- _WHAT TO DO_
In the data below, which lines hold "icon"? Copy every one.

- _GIVEN DATA_
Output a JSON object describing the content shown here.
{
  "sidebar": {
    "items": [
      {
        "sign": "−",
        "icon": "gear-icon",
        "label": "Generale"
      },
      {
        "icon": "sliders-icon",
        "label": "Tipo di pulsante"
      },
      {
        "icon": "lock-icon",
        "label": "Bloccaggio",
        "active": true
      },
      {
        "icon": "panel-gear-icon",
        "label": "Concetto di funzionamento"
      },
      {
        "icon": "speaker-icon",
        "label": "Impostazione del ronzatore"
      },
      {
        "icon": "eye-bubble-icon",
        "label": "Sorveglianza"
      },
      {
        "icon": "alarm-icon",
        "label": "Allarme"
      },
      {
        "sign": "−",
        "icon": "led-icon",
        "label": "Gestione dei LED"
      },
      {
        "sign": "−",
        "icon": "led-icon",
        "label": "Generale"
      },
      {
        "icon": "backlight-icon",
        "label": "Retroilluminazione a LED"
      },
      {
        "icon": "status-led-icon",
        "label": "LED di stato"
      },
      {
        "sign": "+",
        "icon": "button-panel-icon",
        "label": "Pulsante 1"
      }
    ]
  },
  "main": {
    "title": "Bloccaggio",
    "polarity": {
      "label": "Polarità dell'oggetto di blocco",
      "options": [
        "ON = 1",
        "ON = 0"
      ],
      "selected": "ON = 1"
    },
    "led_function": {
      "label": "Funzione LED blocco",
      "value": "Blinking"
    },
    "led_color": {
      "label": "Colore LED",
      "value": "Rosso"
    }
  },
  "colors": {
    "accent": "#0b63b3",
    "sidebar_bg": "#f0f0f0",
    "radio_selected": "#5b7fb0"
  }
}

- _TASK ANSWER_
        "icon": "gear-icon",
        "icon": "sliders-icon",
        "icon": "lock-icon",
        "icon": "panel-gear-icon",
        "icon": "speaker-icon",
        "icon": "eye-bubble-icon",
        "icon": "alarm-icon",
        "icon": "led-icon",
        "icon": "led-icon",
        "icon": "backlight-icon",
        "icon": "status-led-icon",
        "icon": "button-panel-icon",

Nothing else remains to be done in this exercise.